Lawyers must also refrain from making allegations of unsatisfactory professional conduct or misconduct against another Australian legal practitioner, unless they have sufficient material to establish the claim against that particular lawyer.
Fit and proper conduct
Contact with another solicitor’s client or clients is forbidden for NSW solicitors, unless a prior arrangement has been made with the other lawyer, or the solicitor reasonably believes there is a level of urgency that warrants the contact.
Whilst representing their client, a solicitor must not act or communicate to an extent that exceeds the rights of the client, or misleads or intimidates other people. Nor should they threaten criminal proceedings against another person if a civil liberty of their client’s is not satisfied.

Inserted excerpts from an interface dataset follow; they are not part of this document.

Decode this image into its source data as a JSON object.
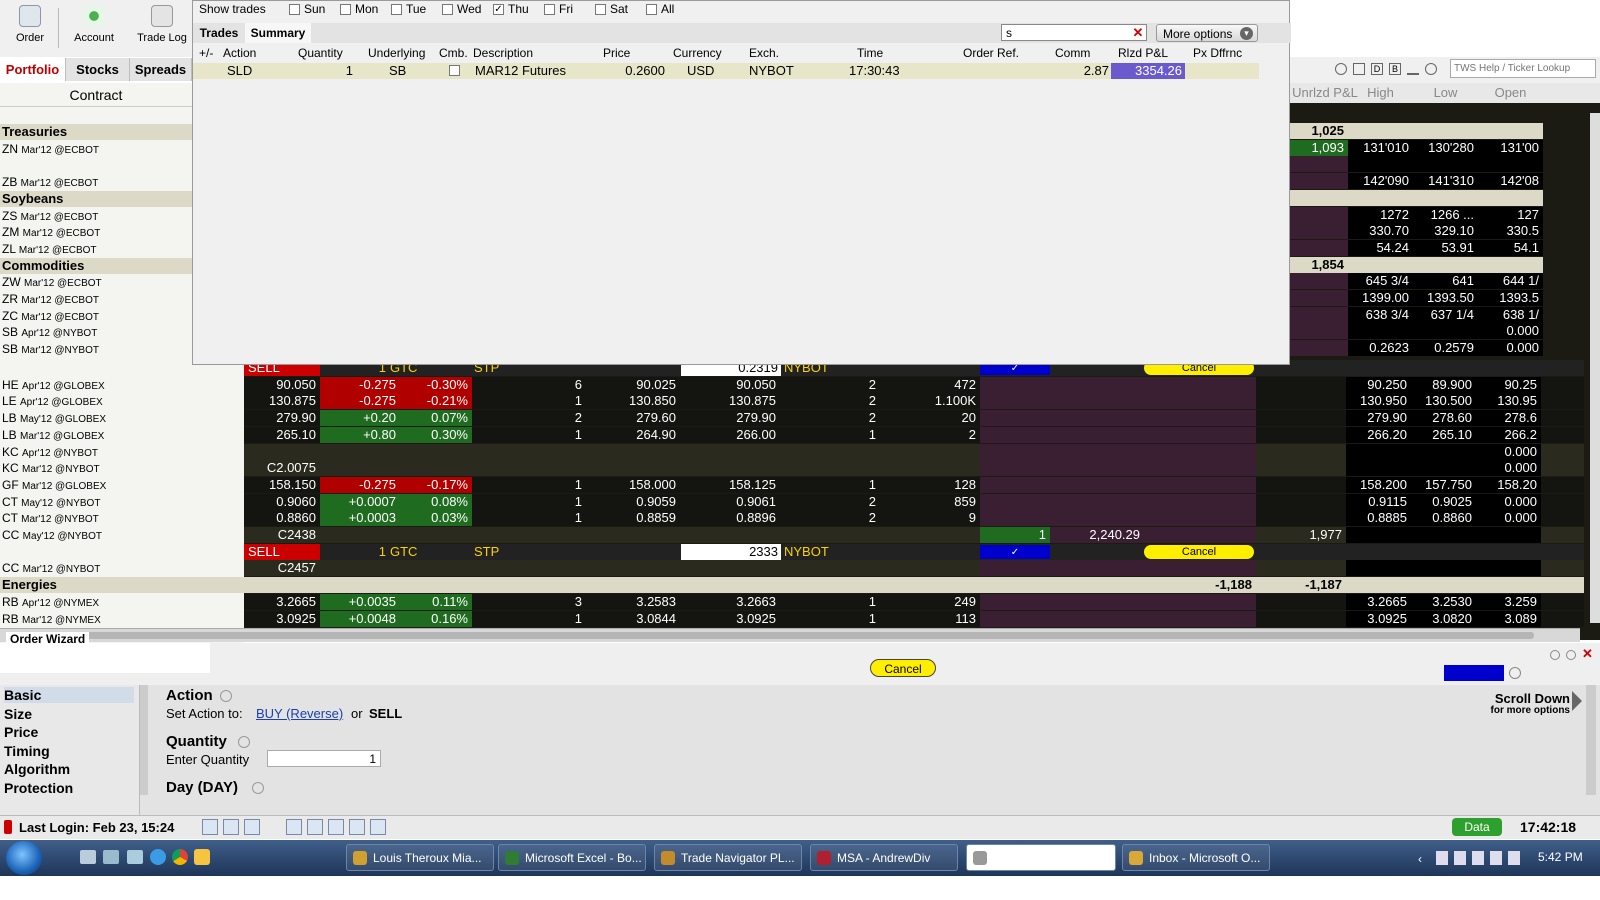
{
  "toolbar": {
    "order": "Order",
    "account": "Account",
    "trade_log": "Trade Log"
  },
  "left_tabs": [
    "Portfolio",
    "Stocks",
    "Spreads"
  ],
  "contract_header": "Contract",
  "contracts": [
    {
      "sym": "Treasuries",
      "exch": "",
      "group": true
    },
    {
      "sym": "ZN",
      "exch": "Mar'12 @ECBOT",
      "group": false
    },
    {
      "sym": "",
      "exch": "",
      "group": false
    },
    {
      "sym": "ZB",
      "exch": "Mar'12 @ECBOT",
      "group": false
    },
    {
      "sym": "Soybeans",
      "exch": "",
      "group": true
    },
    {
      "sym": "ZS",
      "exch": "Mar'12 @ECBOT",
      "group": false
    },
    {
      "sym": "ZM",
      "exch": "Mar'12 @ECBOT",
      "group": false
    },
    {
      "sym": "ZL",
      "exch": "Mar'12 @ECBOT",
      "group": false
    },
    {
      "sym": "Commodities",
      "exch": "",
      "group": true
    },
    {
      "sym": "ZW",
      "exch": "Mar'12 @ECBOT",
      "group": false
    },
    {
      "sym": "ZR",
      "exch": "Mar'12 @ECBOT",
      "group": false
    },
    {
      "sym": "ZC",
      "exch": "Mar'12 @ECBOT",
      "group": false
    },
    {
      "sym": "SB",
      "exch": "Apr'12 @NYBOT",
      "group": false
    },
    {
      "sym": "SB",
      "exch": "Mar'12 @NYBOT",
      "group": false
    }
  ],
  "trade_window": {
    "show_trades_label": "Show trades",
    "days": [
      {
        "label": "Sun",
        "checked": false
      },
      {
        "label": "Mon",
        "checked": false
      },
      {
        "label": "Tue",
        "checked": false
      },
      {
        "label": "Wed",
        "checked": false
      },
      {
        "label": "Thu",
        "checked": true
      },
      {
        "label": "Fri",
        "checked": false
      },
      {
        "label": "Sat",
        "checked": false
      },
      {
        "label": "All",
        "checked": false
      }
    ],
    "tabs": [
      "Trades",
      "Summary"
    ],
    "filter_value": "s",
    "more_options": "More options",
    "columns": [
      "+/-",
      "Action",
      "Quantity",
      "Underlying",
      "Cmb.",
      "Description",
      "Price",
      "Currency",
      "Exch.",
      "Time",
      "Order Ref.",
      "Comm",
      "Rlzd P&L",
      "Px Dffrnc"
    ],
    "rows": [
      {
        "action": "SLD",
        "quantity": "1",
        "underlying": "SB",
        "description": "MAR12 Futures",
        "price": "0.2600",
        "currency": "USD",
        "exch": "NYBOT",
        "time": "17:30:43",
        "comm": "2.87",
        "rlzd": "3354.26"
      }
    ]
  },
  "right_header": {
    "search_placeholder": "TWS Help / Ticker Lookup",
    "columns": [
      "Unrlzd P&L",
      "High",
      "Low",
      "Open"
    ]
  },
  "right_rows": [
    {
      "pnl": "1,025",
      "high": "",
      "low": "",
      "open": ""
    },
    {
      "pnl": "1,093",
      "high": "131'010",
      "low": "130'280",
      "open": "131'00"
    },
    {
      "pnl": "",
      "high": "",
      "low": "",
      "open": ""
    },
    {
      "pnl": "",
      "high": "142'090",
      "low": "141'310",
      "open": "142'08"
    },
    {
      "pnl": "",
      "high": "",
      "low": "",
      "open": ""
    },
    {
      "pnl": "",
      "high": "1272",
      "low": "1266 ...",
      "open": "127"
    },
    {
      "pnl": "",
      "high": "330.70",
      "low": "329.10",
      "open": "330.5"
    },
    {
      "pnl": "",
      "high": "54.24",
      "low": "53.91",
      "open": "54.1"
    },
    {
      "pnl": "1,854",
      "high": "",
      "low": "",
      "open": ""
    },
    {
      "pnl": "",
      "high": "645 3/4",
      "low": "641",
      "open": "644 1/"
    },
    {
      "pnl": "",
      "high": "1399.00",
      "low": "1393.50",
      "open": "1393.5"
    },
    {
      "pnl": "",
      "high": "638 3/4",
      "low": "637 1/4",
      "open": "638 1/"
    },
    {
      "pnl": "",
      "high": "",
      "low": "",
      "open": "0.000"
    },
    {
      "pnl": "",
      "high": "0.2623",
      "low": "0.2579",
      "open": "0.000"
    }
  ],
  "order_row_1": {
    "side": "SELL",
    "qty": "1",
    "tif": "GTC",
    "type": "STP",
    "price": "0.2319",
    "exch": "NYBOT",
    "cancel": "Cancel"
  },
  "grid_rows": [
    {
      "sym": "HE",
      "exch": "Apr'12 @GLOBEX",
      "last": "90.050",
      "chg": "-0.275",
      "pct": "-0.30%",
      "bsz": "6",
      "bid": "90.025",
      "ask": "90.050",
      "asz": "2",
      "vol": "472",
      "high": "90.250",
      "low": "89.900",
      "open": "90.25",
      "dir": "neg"
    },
    {
      "sym": "LE",
      "exch": "Apr'12 @GLOBEX",
      "last": "130.875",
      "chg": "-0.275",
      "pct": "-0.21%",
      "bsz": "1",
      "bid": "130.850",
      "ask": "130.875",
      "asz": "2",
      "vol": "1.100K",
      "high": "130.950",
      "low": "130.500",
      "open": "130.95",
      "dir": "neg"
    },
    {
      "sym": "LB",
      "exch": "May'12 @GLOBEX",
      "last": "279.90",
      "chg": "+0.20",
      "pct": "0.07%",
      "bsz": "2",
      "bid": "279.60",
      "ask": "279.90",
      "asz": "2",
      "vol": "20",
      "high": "279.90",
      "low": "278.60",
      "open": "278.6",
      "dir": "pos"
    },
    {
      "sym": "LB",
      "exch": "Mar'12 @GLOBEX",
      "last": "265.10",
      "chg": "+0.80",
      "pct": "0.30%",
      "bsz": "1",
      "bid": "264.90",
      "ask": "266.00",
      "asz": "1",
      "vol": "2",
      "high": "266.20",
      "low": "265.10",
      "open": "266.2",
      "dir": "pos"
    },
    {
      "sym": "KC",
      "exch": "Apr'12 @NYBOT",
      "last": "",
      "chg": "",
      "pct": "",
      "bsz": "",
      "bid": "",
      "ask": "",
      "asz": "",
      "vol": "",
      "high": "",
      "low": "",
      "open": "0.000",
      "dir": ""
    },
    {
      "sym": "KC",
      "exch": "Mar'12 @NYBOT",
      "last": "C2.0075",
      "chg": "",
      "pct": "",
      "bsz": "",
      "bid": "",
      "ask": "",
      "asz": "",
      "vol": "",
      "high": "",
      "low": "",
      "open": "0.000",
      "dir": ""
    },
    {
      "sym": "GF",
      "exch": "Mar'12 @GLOBEX",
      "last": "158.150",
      "chg": "-0.275",
      "pct": "-0.17%",
      "bsz": "1",
      "bid": "158.000",
      "ask": "158.125",
      "asz": "1",
      "vol": "128",
      "high": "158.200",
      "low": "157.750",
      "open": "158.20",
      "dir": "neg"
    },
    {
      "sym": "CT",
      "exch": "May'12 @NYBOT",
      "last": "0.9060",
      "chg": "+0.0007",
      "pct": "0.08%",
      "bsz": "1",
      "bid": "0.9059",
      "ask": "0.9061",
      "asz": "2",
      "vol": "859",
      "high": "0.9115",
      "low": "0.9025",
      "open": "0.000",
      "dir": "pos"
    },
    {
      "sym": "CT",
      "exch": "Mar'12 @NYBOT",
      "last": "0.8860",
      "chg": "+0.0003",
      "pct": "0.03%",
      "bsz": "1",
      "bid": "0.8859",
      "ask": "0.8896",
      "asz": "2",
      "vol": "9",
      "high": "0.8885",
      "low": "0.8860",
      "open": "0.000",
      "dir": "pos"
    },
    {
      "sym": "CC",
      "exch": "May'12 @NYBOT",
      "last": "C2438",
      "chg": "",
      "pct": "",
      "bsz": "",
      "bid": "",
      "ask": "",
      "asz": "",
      "vol": "",
      "high": "",
      "low": "",
      "open": "",
      "dir": "",
      "pos": "1",
      "avg": "2,240.29",
      "upnl": "1,977"
    }
  ],
  "order_row_2": {
    "side": "SELL",
    "qty": "1",
    "tif": "GTC",
    "type": "STP",
    "price": "2333",
    "exch": "NYBOT",
    "cancel": "Cancel"
  },
  "cc_mar": {
    "sym": "CC",
    "exch": "Mar'12 @NYBOT",
    "last": "C2457"
  },
  "energies": {
    "label": "Energies",
    "v1": "-1,188",
    "v2": "-1,187"
  },
  "rb_rows": [
    {
      "sym": "RB",
      "exch": "Apr'12 @NYMEX",
      "last": "3.2665",
      "chg": "+0.0035",
      "pct": "0.11%",
      "bsz": "3",
      "bid": "3.2583",
      "ask": "3.2663",
      "asz": "1",
      "vol": "249",
      "high": "3.2665",
      "low": "3.2530",
      "open": "3.259"
    },
    {
      "sym": "RB",
      "exch": "Mar'12 @NYMEX",
      "last": "3.0925",
      "chg": "+0.0048",
      "pct": "0.16%",
      "bsz": "1",
      "bid": "3.0844",
      "ask": "3.0925",
      "asz": "1",
      "vol": "113",
      "high": "3.0925",
      "low": "3.0820",
      "open": "3.089"
    }
  ],
  "wizard": {
    "title": "Order Wizard",
    "cancel": "Cancel",
    "nav": [
      "Basic",
      "Size",
      "Price",
      "Timing",
      "Algorithm",
      "Protection"
    ],
    "action_head": "Action",
    "set_action": "Set Action to:",
    "buy_link": "BUY (Reverse)",
    "or_text": "or",
    "sell_text": "SELL",
    "quantity_head": "Quantity",
    "enter_quantity": "Enter Quantity",
    "quantity_value": "1",
    "day_head": "Day (DAY)",
    "scroll_down": "Scroll Down",
    "more_opts": "for more options"
  },
  "status": {
    "last_login": "Last Login: Feb 23, 15:24",
    "data": "Data",
    "time": "17:42:18"
  },
  "taskbar": {
    "items": [
      "Louis Theroux Mia...",
      "Microsoft Excel - Bo...",
      "Trade Navigator PL...",
      "MSA - AndrewDiv",
      "",
      "Inbox - Microsoft O..."
    ],
    "clock": "5:42 PM"
  },
  "colors": {
    "grid_bg": "#1b1b14",
    "neg": "#b00000",
    "pos": "#1f6b1f",
    "accent_blue": "#0000cc",
    "cancel_yellow": "#ffee00"
  }
}
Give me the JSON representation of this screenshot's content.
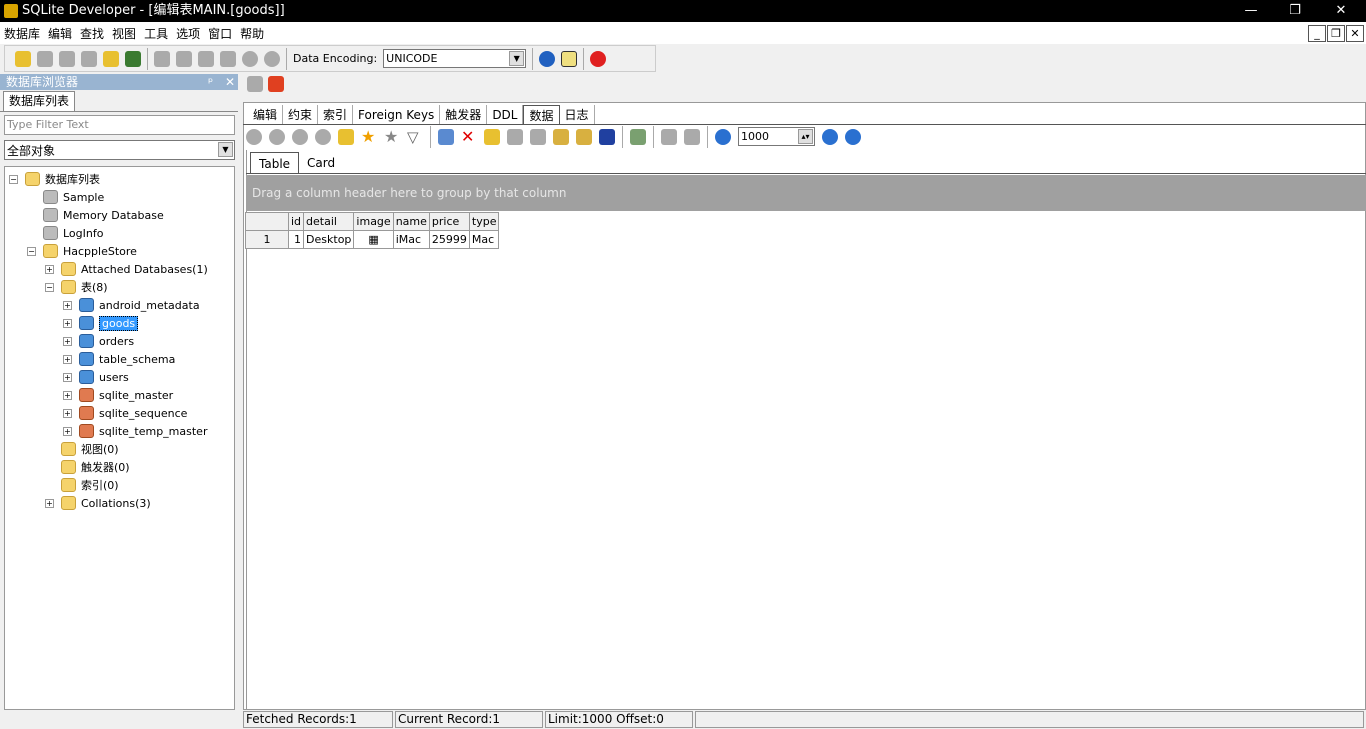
{
  "window": {
    "title": "SQLite Developer - [编辑表MAIN.[goods]]",
    "minimize": "—",
    "restore": "❐",
    "close": "✕"
  },
  "menu": [
    "数据库",
    "编辑",
    "查找",
    "视图",
    "工具",
    "选项",
    "窗口",
    "帮助"
  ],
  "mdi_buttons": [
    "_",
    "❐",
    "✕"
  ],
  "toolbar": {
    "encoding_label": "Data Encoding:",
    "encoding_value": "UNICODE"
  },
  "browser": {
    "title": "数据库浏览器",
    "pin": "ᵖ",
    "close": "✕",
    "tab": "数据库列表",
    "filter_placeholder": "Type Filter Text",
    "object_filter": "全部对象",
    "tree": [
      {
        "label": "数据库列表",
        "level": 0,
        "toggle": "−",
        "icon": "db-search"
      },
      {
        "label": "Sample",
        "level": 1,
        "icon": "db"
      },
      {
        "label": "Memory Database",
        "level": 1,
        "icon": "memory"
      },
      {
        "label": "LogInfo",
        "level": 1,
        "icon": "db"
      },
      {
        "label": "HacppleStore",
        "level": 1,
        "toggle": "−",
        "icon": "db-open"
      },
      {
        "label": "Attached Databases(1)",
        "level": 2,
        "toggle": "+",
        "icon": "folder"
      },
      {
        "label": "表(8)",
        "level": 2,
        "toggle": "−",
        "icon": "folder"
      },
      {
        "label": "android_metadata",
        "level": 3,
        "toggle": "+",
        "icon": "table"
      },
      {
        "label": "goods",
        "level": 3,
        "toggle": "+",
        "icon": "table",
        "selected": true
      },
      {
        "label": "orders",
        "level": 3,
        "toggle": "+",
        "icon": "table"
      },
      {
        "label": "table_schema",
        "level": 3,
        "toggle": "+",
        "icon": "table"
      },
      {
        "label": "users",
        "level": 3,
        "toggle": "+",
        "icon": "table"
      },
      {
        "label": "sqlite_master",
        "level": 3,
        "toggle": "+",
        "icon": "system-table"
      },
      {
        "label": "sqlite_sequence",
        "level": 3,
        "toggle": "+",
        "icon": "system-table"
      },
      {
        "label": "sqlite_temp_master",
        "level": 3,
        "toggle": "+",
        "icon": "system-table"
      },
      {
        "label": "视图(0)",
        "level": 2,
        "icon": "folder"
      },
      {
        "label": "触发器(0)",
        "level": 2,
        "icon": "folder"
      },
      {
        "label": "索引(0)",
        "level": 2,
        "icon": "folder"
      },
      {
        "label": "Collations(3)",
        "level": 2,
        "toggle": "+",
        "icon": "folder"
      }
    ]
  },
  "editor": {
    "tabs": [
      "编辑",
      "约束",
      "索引",
      "Foreign Keys",
      "触发器",
      "DDL",
      "数据",
      "日志"
    ],
    "active_tab": "数据",
    "limit_value": "1000",
    "subtabs": [
      "Table",
      "Card"
    ],
    "active_subtab": "Table",
    "group_hint": "Drag a column header here to group by that column",
    "columns": [
      "id",
      "detail",
      "image",
      "name",
      "price",
      "type"
    ],
    "rows": [
      {
        "rownum": "1",
        "cells": [
          "1",
          "Desktop",
          "▦",
          "iMac",
          "25999",
          "Mac"
        ]
      }
    ]
  },
  "status": {
    "fetched": "Fetched Records:1",
    "current": "Current Record:1",
    "limit": "Limit:1000 Offset:0"
  }
}
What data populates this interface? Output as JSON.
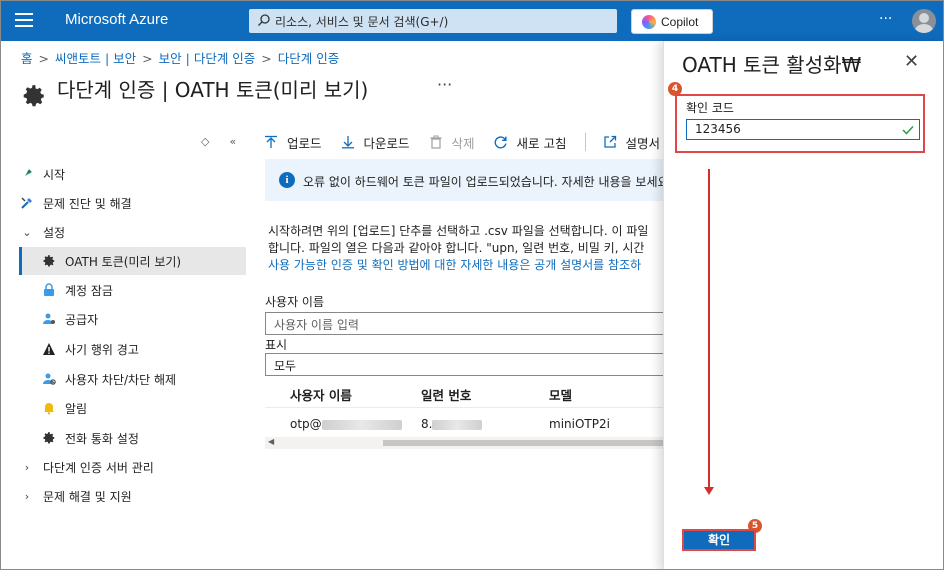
{
  "topbar": {
    "brand": "Microsoft Azure",
    "search_placeholder": "리소스, 서비스 및 문서 검색(G+/)",
    "copilot_label": "Copilot",
    "more": "···"
  },
  "breadcrumb": [
    "홈",
    "씨앤토트 | 보안",
    "보안 | 다단계 인증",
    "다단계 인증"
  ],
  "page": {
    "title": "다단계 인증 | OATH 토큰(미리 보기)",
    "more": "···"
  },
  "nav": {
    "tools": {
      "expand": "◇",
      "collapse": "«"
    },
    "items": [
      {
        "label": "시작",
        "icon": "rocket-icon"
      },
      {
        "label": "문제 진단 및 해결",
        "icon": "wrench-icon"
      },
      {
        "label": "설정",
        "icon": "chevron-down-icon"
      },
      {
        "label": "OATH 토큰(미리 보기)",
        "icon": "gear-icon"
      },
      {
        "label": "계정 잠금",
        "icon": "lock-icon"
      },
      {
        "label": "공급자",
        "icon": "user-settings-icon"
      },
      {
        "label": "사기 행위 경고",
        "icon": "warning-icon"
      },
      {
        "label": "사용자 차단/차단 해제",
        "icon": "user-block-icon"
      },
      {
        "label": "알림",
        "icon": "bell-icon"
      },
      {
        "label": "전화 통화 설정",
        "icon": "gear-icon"
      },
      {
        "label": "다단계 인증 서버 관리",
        "icon": "chevron-right-icon"
      },
      {
        "label": "문제 해결 및 지원",
        "icon": "chevron-right-icon"
      }
    ]
  },
  "toolbar": {
    "upload": "업로드",
    "download": "다운로드",
    "delete": "삭제",
    "refresh": "새로 고침",
    "docs": "설명서"
  },
  "info": {
    "text": "오류 없이 하드웨어 토큰 파일이 업로드되었습니다. 자세한 내용을 보세요"
  },
  "description": {
    "line1": "시작하려면 위의 [업로드] 단추를 선택하고 .csv 파일을 선택합니다. 이 파일",
    "line2": "합니다. 파일의 열은 다음과 같아야 합니다. \"upn, 일련 번호, 비밀 키, 시간",
    "link": "사용 가능한 인증 및 확인 방법에 대한 자세한 내용은 공개 설명서를 참조하"
  },
  "filters": {
    "username_label": "사용자 이름",
    "username_placeholder": "사용자 이름 입력",
    "show_label": "표시",
    "show_value": "모두"
  },
  "table": {
    "columns": [
      "사용자 이름",
      "일련 번호",
      "모델"
    ],
    "rows": [
      {
        "user": "otp@",
        "serial": "8.",
        "model": "miniOTP2i"
      }
    ]
  },
  "panel": {
    "title": "OATH 토큰 활성화₩",
    "code_label": "확인 코드",
    "code_value": "123456",
    "confirm": "확인",
    "badge_step1": "4",
    "badge_step2": "5"
  },
  "colors": {
    "accent": "#0f6cbd",
    "highlight": "#e04848",
    "badge": "#d9562c"
  }
}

In promoting their practice, a NSW solicitor must not seek instructions for the provision of legal services in a manner that harasses another person, who due to a recent trauma or injury might be at a disadvantage by dealing with the solicitor at the time the instructions were sought.
And if a solicitor engages with a third party on behalf of their client, but is not intending to pay them personally, the solicitor must advise that party in advance. This may apply to medical practitioners or other experts that are engaged to prepare reports and the like.
All NSW solicitors are required to hold a current practising certificate in order to practise law. The certificate acts a formal agreement to abide by the profession’s rules and codes of conduct, and must be renewed annually.
As part of the requirements for a practising certificate, a solicitor must commit to mandatory continuing professional development training, which ensures they stay abreast of developments in ethical and professional responsibilities, as well as professional skills and of course the law.
‘Accredited Specialist lawyers’ are required to undertake a greater number of hours of yearly legal training than other solicitors. These lawyers are certified by the Law Society of NSW as experts in their field of law. Areas of specialist accreditation include criminal law, family law and personal injury law.
These rules and regulations are designed to ensure that when members of the general public come to the point where they need to engage with a NSW solicitor, they can do so with trust, and without fear of having their confidentiality breached.